When I think about the sexuality education I received as a young person, I recall sitting in my high school…
Nathicharami takes sexuality and sexual desire away from upper-class, Gucci-clad women and makes its viewers acknowledge its existence in the lives of women (middle-class wives and widows, in the case of this film) who are invisibilised, both in the society they live in and as subjects of popular content.
The concluding chapter reiterates the aims of the book, i.e., “to start critical conversations within the disciplines of psychology, social work, childhood studies, and family studies in India and to think about exclusions inherent in these disciplines.
The book ‘Working the Night Shift: Women in India’s Call Center Industry’describes the different spatial and temporal conditions that are…
The Half of It is beautiful because it brings out the insecurities of teenagers who want to fit in with the world around them and are confused about their feelings which might be the diametrical opposite of what is socially expected.
Kumbalangi Nights is a beautiful glimpse into how masculinities are performed and what it does to the men performing them, as well as to their relationships.
Naomi Osaka has been in the news recently for pulling out of the Tokyo Olympics, refusing to do media interviews…
As someone who was surrounded by the sounds of music at home from my early childhood and with a parent who worked in rural education programmes, forming connections between art and (social) change wasn’t too difficult, albeit extremely challenging to explain to many other people who didn’t necessarily see the power that art has to deliver a message or be used as a tool for change.
The rape and murder of a young woman in New Delhi on December 16, 2012, left the Indian public consciousness…
Allred’s story is important because it shows us how an individual used her knowledge, power, and position to challenge the legal system in demanding rights and equality, especially for women and LGBTQ+ people.
Through its vivid and raw depictions of socio-cultural life in rural Karnataka, the author, Vasudhendra, a key voice in contemporary Kannada literature, brings forth his identity in all its intersecting dimensions, through the inclusion of class, caste, religion, gender, rural-urban location, education and language.
The book is especially remarkable for readers of both Indian English and Kannada literature, for amplifying the voice of sexual minorities in Indian towns and villages.
In a world where queerness is looked at as failure, The Queer Art of Failure allows for many possibilities to make sense of these failures.
Manto’s writings reflected both his own context and more.

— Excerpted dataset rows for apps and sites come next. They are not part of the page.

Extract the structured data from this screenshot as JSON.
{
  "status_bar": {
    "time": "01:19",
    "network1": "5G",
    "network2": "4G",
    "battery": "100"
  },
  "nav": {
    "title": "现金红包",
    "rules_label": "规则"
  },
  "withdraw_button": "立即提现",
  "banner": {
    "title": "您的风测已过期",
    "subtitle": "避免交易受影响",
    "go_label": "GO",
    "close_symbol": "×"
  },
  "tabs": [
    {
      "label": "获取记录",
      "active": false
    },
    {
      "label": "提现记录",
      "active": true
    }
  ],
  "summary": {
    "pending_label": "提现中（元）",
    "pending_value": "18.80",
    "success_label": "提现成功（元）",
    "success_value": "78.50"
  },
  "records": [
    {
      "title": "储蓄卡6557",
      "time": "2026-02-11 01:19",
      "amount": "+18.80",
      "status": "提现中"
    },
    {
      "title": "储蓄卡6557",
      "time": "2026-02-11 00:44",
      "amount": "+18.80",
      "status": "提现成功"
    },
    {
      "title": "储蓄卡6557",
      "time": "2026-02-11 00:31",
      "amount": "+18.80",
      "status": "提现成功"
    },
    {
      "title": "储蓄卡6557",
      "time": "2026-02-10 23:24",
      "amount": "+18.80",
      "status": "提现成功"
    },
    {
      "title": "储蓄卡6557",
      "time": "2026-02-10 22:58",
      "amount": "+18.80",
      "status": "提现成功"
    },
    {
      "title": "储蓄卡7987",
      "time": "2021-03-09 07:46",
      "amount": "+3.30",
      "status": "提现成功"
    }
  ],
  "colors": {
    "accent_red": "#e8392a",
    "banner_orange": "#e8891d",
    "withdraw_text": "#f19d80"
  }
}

His stories dealt with eternal issues like love, deceit, pain, friendship and materialism. They also dealt with the specificity of national liberation movements, partition and the class-caste-religion matrix influencing human relationships in the particular context of South Asia.